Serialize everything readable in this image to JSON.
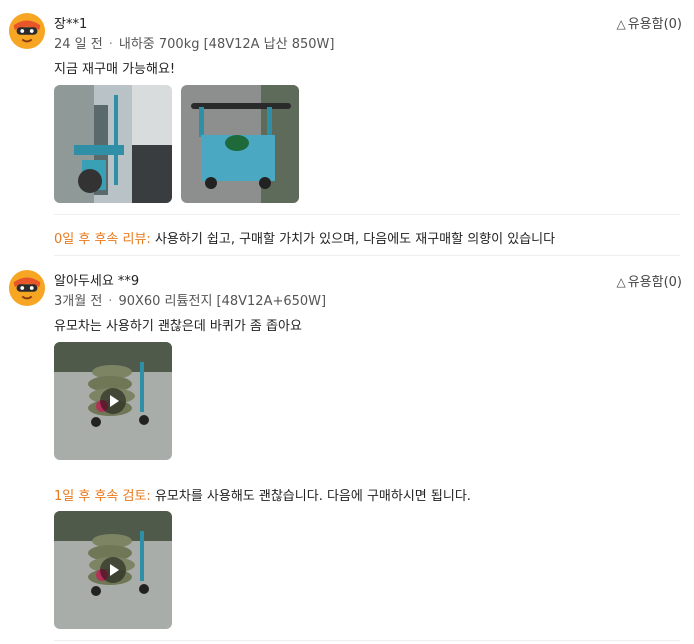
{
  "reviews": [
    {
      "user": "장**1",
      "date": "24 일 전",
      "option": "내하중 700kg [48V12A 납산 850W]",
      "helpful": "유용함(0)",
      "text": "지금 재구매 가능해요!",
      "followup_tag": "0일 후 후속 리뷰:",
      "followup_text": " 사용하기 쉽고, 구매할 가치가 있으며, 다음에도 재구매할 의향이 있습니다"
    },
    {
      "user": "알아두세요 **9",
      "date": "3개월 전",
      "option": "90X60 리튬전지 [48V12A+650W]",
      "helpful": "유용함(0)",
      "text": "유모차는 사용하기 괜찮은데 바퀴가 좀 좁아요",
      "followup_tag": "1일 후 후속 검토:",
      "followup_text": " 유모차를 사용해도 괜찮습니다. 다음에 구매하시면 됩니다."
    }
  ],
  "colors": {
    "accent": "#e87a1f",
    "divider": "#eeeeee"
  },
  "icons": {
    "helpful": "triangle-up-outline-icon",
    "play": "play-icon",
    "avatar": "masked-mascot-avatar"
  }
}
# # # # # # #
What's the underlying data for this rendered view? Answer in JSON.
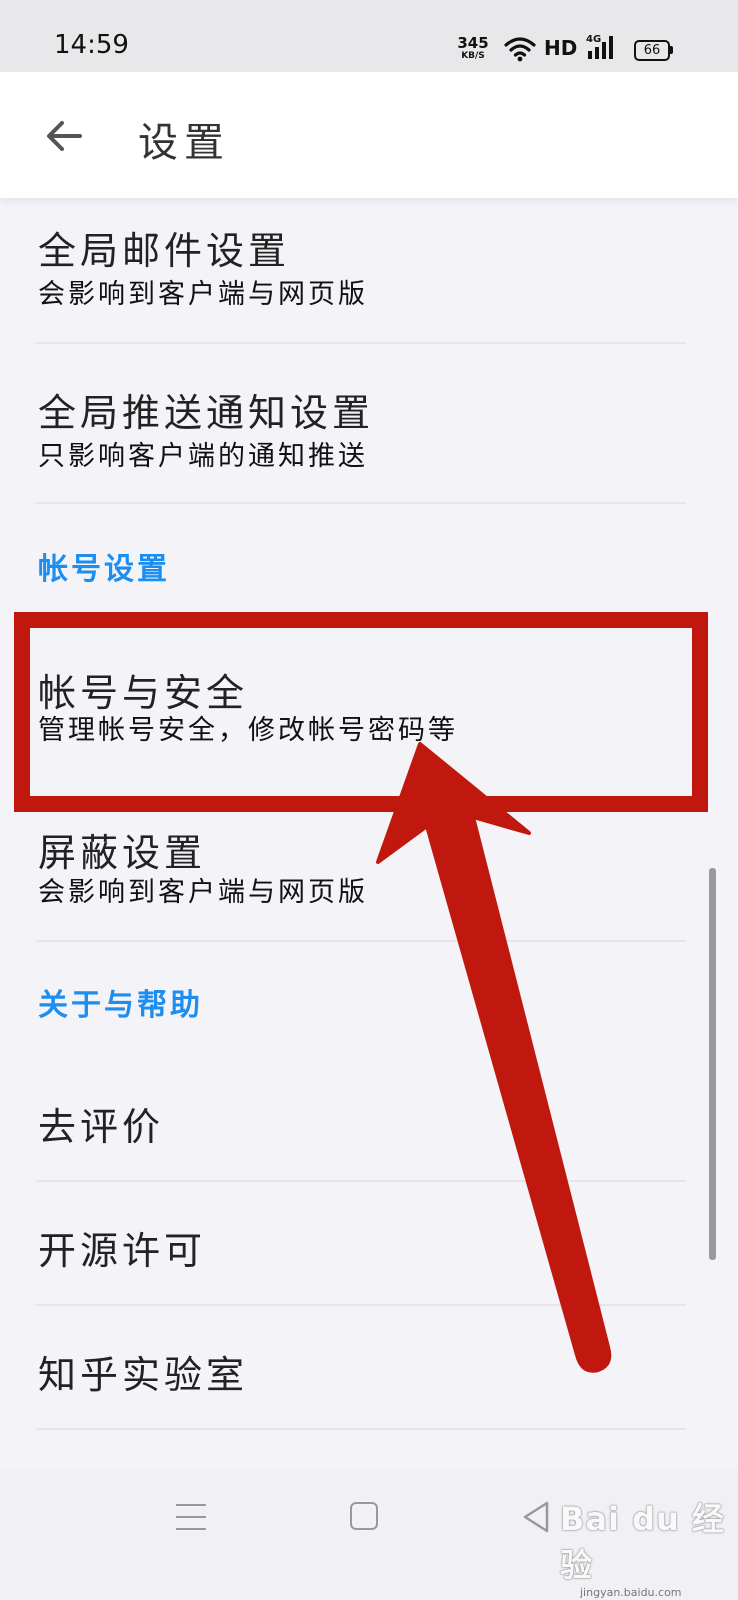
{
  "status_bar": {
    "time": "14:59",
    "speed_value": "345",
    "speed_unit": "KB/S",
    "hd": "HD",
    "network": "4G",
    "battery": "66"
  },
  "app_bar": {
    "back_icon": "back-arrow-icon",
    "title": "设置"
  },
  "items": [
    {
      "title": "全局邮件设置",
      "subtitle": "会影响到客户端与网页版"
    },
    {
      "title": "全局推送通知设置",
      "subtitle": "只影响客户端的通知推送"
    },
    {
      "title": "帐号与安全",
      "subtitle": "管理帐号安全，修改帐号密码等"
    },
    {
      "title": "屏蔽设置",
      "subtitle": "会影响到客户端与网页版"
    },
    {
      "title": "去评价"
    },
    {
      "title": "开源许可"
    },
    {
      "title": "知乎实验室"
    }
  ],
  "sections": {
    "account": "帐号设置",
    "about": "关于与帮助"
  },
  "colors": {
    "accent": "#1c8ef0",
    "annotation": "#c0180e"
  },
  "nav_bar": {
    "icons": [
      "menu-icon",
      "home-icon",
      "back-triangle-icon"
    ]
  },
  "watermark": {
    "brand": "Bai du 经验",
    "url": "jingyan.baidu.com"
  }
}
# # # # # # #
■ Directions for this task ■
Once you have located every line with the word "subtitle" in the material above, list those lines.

■ Answer box ■
      "subtitle": "会影响到客户端与网页版"
      "subtitle": "只影响客户端的通知推送"
      "subtitle": "管理帐号安全，修改帐号密码等"
      "subtitle": "会影响到客户端与网页版"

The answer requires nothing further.